[[ Recorded data, beginning ]]

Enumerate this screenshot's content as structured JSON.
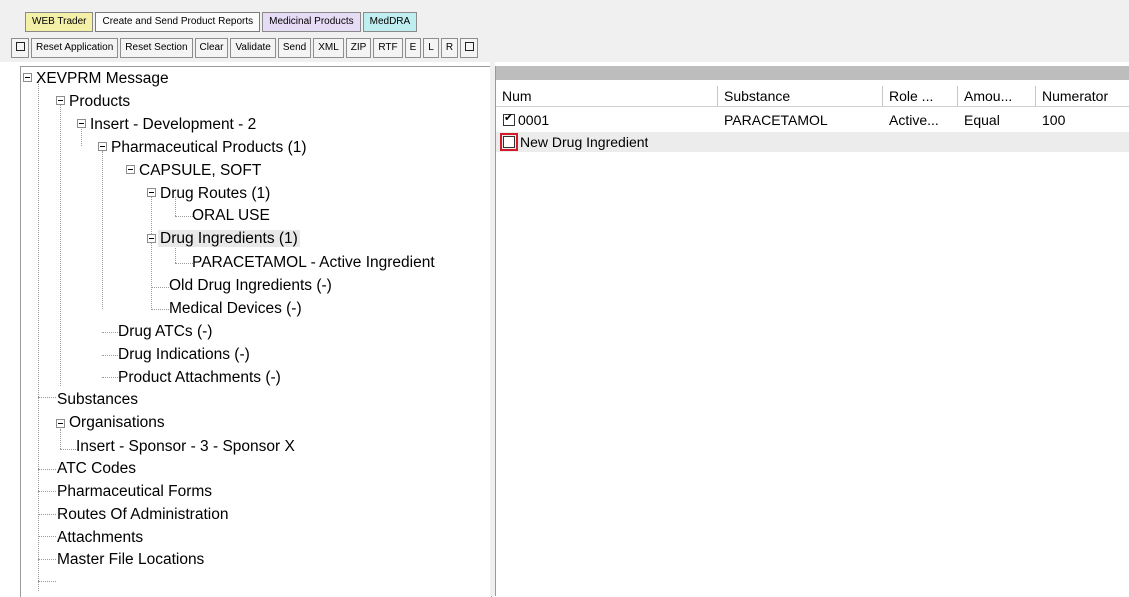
{
  "tabs": [
    {
      "label": "WEB Trader"
    },
    {
      "label": "Create and Send Product Reports"
    },
    {
      "label": "Medicinal Products"
    },
    {
      "label": "MedDRA"
    }
  ],
  "toolbar": {
    "reset_application": "Reset Application",
    "reset_section": "Reset Section",
    "clear": "Clear",
    "validate": "Validate",
    "send": "Send",
    "xml": "XML",
    "zip": "ZIP",
    "rtf": "RTF",
    "e": "E",
    "l": "L",
    "r": "R"
  },
  "tree": {
    "root": "XEVPRM Message",
    "products": "Products",
    "insert_dev": "Insert - Development - 2",
    "pharm_products": "Pharmaceutical Products (1)",
    "capsule": "CAPSULE, SOFT",
    "drug_routes": "Drug Routes (1)",
    "oral_use": "ORAL USE",
    "drug_ingredients": "Drug Ingredients (1)",
    "paracetamol": "PARACETAMOL - Active Ingredient",
    "old_ingredients": "Old Drug Ingredients (-)",
    "medical_devices": "Medical Devices (-)",
    "drug_atcs": "Drug ATCs (-)",
    "drug_indications": "Drug Indications (-)",
    "product_attachments": "Product Attachments (-)",
    "substances": "Substances",
    "organisations": "Organisations",
    "insert_sponsor": "Insert - Sponsor - 3 - Sponsor X",
    "atc_codes": "ATC Codes",
    "pharm_forms": "Pharmaceutical Forms",
    "routes_admin": "Routes Of Administration",
    "attachments": "Attachments",
    "master_file": "Master File Locations"
  },
  "grid": {
    "columns": [
      "Num",
      "Substance",
      "Role ...",
      "Amou...",
      "Numerator"
    ],
    "rows": [
      {
        "checked": true,
        "num": "0001",
        "substance": "PARACETAMOL",
        "role": "Active...",
        "amount": "Equal",
        "numerator": "100"
      },
      {
        "checked": false,
        "num": "New Drug Ingredient"
      }
    ]
  },
  "colors": {
    "highlight_box": "#d11a2a"
  }
}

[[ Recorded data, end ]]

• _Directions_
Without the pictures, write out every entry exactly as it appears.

• _Answer section_
Enumerate this screenshot's content as structured JSON.
{
  "tabs": [
    {
      "label": "WEB Trader"
    },
    {
      "label": "Create and Send Product Reports"
    },
    {
      "label": "Medicinal Products"
    },
    {
      "label": "MedDRA"
    }
  ],
  "toolbar": {
    "reset_application": "Reset Application",
    "reset_section": "Reset Section",
    "clear": "Clear",
    "validate": "Validate",
    "send": "Send",
    "xml": "XML",
    "zip": "ZIP",
    "rtf": "RTF",
    "e": "E",
    "l": "L",
    "r": "R"
  },
  "tree": {
    "root": "XEVPRM Message",
    "products": "Products",
    "insert_dev": "Insert - Development - 2",
    "pharm_products": "Pharmaceutical Products (1)",
    "capsule": "CAPSULE, SOFT",
    "drug_routes": "Drug Routes (1)",
    "oral_use": "ORAL USE",
    "drug_ingredients": "Drug Ingredients (1)",
    "paracetamol": "PARACETAMOL - Active Ingredient",
    "old_ingredients": "Old Drug Ingredients (-)",
    "medical_devices": "Medical Devices (-)",
    "drug_atcs": "Drug ATCs (-)",
    "drug_indications": "Drug Indications (-)",
    "product_attachments": "Product Attachments (-)",
    "substances": "Substances",
    "organisations": "Organisations",
    "insert_sponsor": "Insert - Sponsor - 3 - Sponsor X",
    "atc_codes": "ATC Codes",
    "pharm_forms": "Pharmaceutical Forms",
    "routes_admin": "Routes Of Administration",
    "attachments": "Attachments",
    "master_file": "Master File Locations"
  },
  "grid": {
    "columns": [
      "Num",
      "Substance",
      "Role ...",
      "Amou...",
      "Numerator"
    ],
    "rows": [
      {
        "checked": true,
        "num": "0001",
        "substance": "PARACETAMOL",
        "role": "Active...",
        "amount": "Equal",
        "numerator": "100"
      },
      {
        "checked": false,
        "num": "New Drug Ingredient"
      }
    ]
  },
  "colors": {
    "highlight_box": "#d11a2a"
  }
}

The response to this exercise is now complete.